Learn more about this and other screening news topics in this week's EBI Screening News Update.
Will West Virginia Drug Test Aid Recipients?
Some lawmakers in the state of West Virginia want to start a pilot program to test welfare recipients for illegal drug use. The proposed bill would require reasonable suspicion for illegal drug use like missed appointments, arrests or failed drug screening at work.
At least 12 states have passed similar laws, but their results have been questionable.
The West Virginia bill is now in the state’s Senate Judiciary Committee.
Neiman Marcus Back in Court
Neiman Marcus customers are trying to breathe new life into a class action lawsuit against the luxury retailer.

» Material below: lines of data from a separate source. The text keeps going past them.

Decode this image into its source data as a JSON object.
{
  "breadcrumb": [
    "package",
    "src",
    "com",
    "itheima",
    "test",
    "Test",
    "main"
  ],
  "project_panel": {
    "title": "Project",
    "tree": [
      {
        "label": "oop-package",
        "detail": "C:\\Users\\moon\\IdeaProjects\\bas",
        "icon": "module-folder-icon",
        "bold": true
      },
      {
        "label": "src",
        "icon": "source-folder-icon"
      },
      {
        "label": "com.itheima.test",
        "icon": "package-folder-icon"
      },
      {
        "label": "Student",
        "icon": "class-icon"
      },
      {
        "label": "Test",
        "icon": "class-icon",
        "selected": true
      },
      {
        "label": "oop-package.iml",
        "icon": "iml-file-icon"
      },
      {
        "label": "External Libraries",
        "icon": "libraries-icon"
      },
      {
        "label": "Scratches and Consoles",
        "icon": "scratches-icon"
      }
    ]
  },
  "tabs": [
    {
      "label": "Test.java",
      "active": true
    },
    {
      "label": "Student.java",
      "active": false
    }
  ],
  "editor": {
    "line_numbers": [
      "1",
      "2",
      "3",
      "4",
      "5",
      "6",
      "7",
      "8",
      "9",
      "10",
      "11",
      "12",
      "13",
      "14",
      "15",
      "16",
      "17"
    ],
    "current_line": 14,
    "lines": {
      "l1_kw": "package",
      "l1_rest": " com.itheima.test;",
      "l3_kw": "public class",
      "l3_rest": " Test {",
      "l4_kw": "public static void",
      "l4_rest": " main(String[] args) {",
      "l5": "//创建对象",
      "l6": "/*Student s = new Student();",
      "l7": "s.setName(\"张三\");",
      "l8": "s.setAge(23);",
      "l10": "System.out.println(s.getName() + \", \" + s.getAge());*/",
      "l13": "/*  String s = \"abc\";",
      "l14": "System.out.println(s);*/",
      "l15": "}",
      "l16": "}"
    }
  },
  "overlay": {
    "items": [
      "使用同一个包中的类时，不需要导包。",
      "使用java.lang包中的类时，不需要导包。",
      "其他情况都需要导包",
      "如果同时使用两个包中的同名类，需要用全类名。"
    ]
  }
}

The plaintiffs are seeking damages after more than 350,000 credit card numbers were stolen in a 2013 cyber-attack. Last fall, a District judge dismissed the case for lack of standing. He said plaintiffs were being reimbursed for any unauthorized charges, so they have no sufficient injury.
Last month the Seventh Circuit Court of Appeals heard new oral arguments that accuse the retailer of cutting corners in its cyber security. The suit alleges Neiman’s could have prevented or mitigated the breach that exposed customers to fraudulent charges and an increased risk of identity theft.
Massage Therapists Say Background Checks are a Pain
All licensed massage therapists in the state of Florida must now undergo a criminal background check in order to stay in business. The mandate went into effect on January 31st. Lawmakers say it is designed to catch human traffickers and stop the use of so-called “massage parlors” to traffic sex workers.
An emergency order will suspend the license of any massage therapist who was convicted or pleaded guilty to a range of felonies, including sexual battery, kidnapping and lewd and lascivious behavior.
Therapists will be required to pay $80-$120 for the screening.
Ban the Box News
On March 1st, New Jersey became the latest state to Ban the Box… prohibiting employers from asking about a job applicant’s criminal history at the beginning of the hiring process.
The “Opportunity to Compete Act” applies to public and private employers with 15 or more employees. As of March 1st, job applications could no longer ask if an applicant has been convicted of a crime. Employers may not address this question until after an applicant’s first interview.
New Jersey is the 12th state to enact Ban the Box legislation.
On the other side of the coin, a Ban the Box bill fails in Virginia. The State Senate passed the measure, but it was killed almost immediately when it reached the House of Delegates. The measure isn’t gone for good. Delegates say they want to rework the language to help employers who are concerned about negligent hiring lawsuits. They hope to craft and pass a new law by 2016.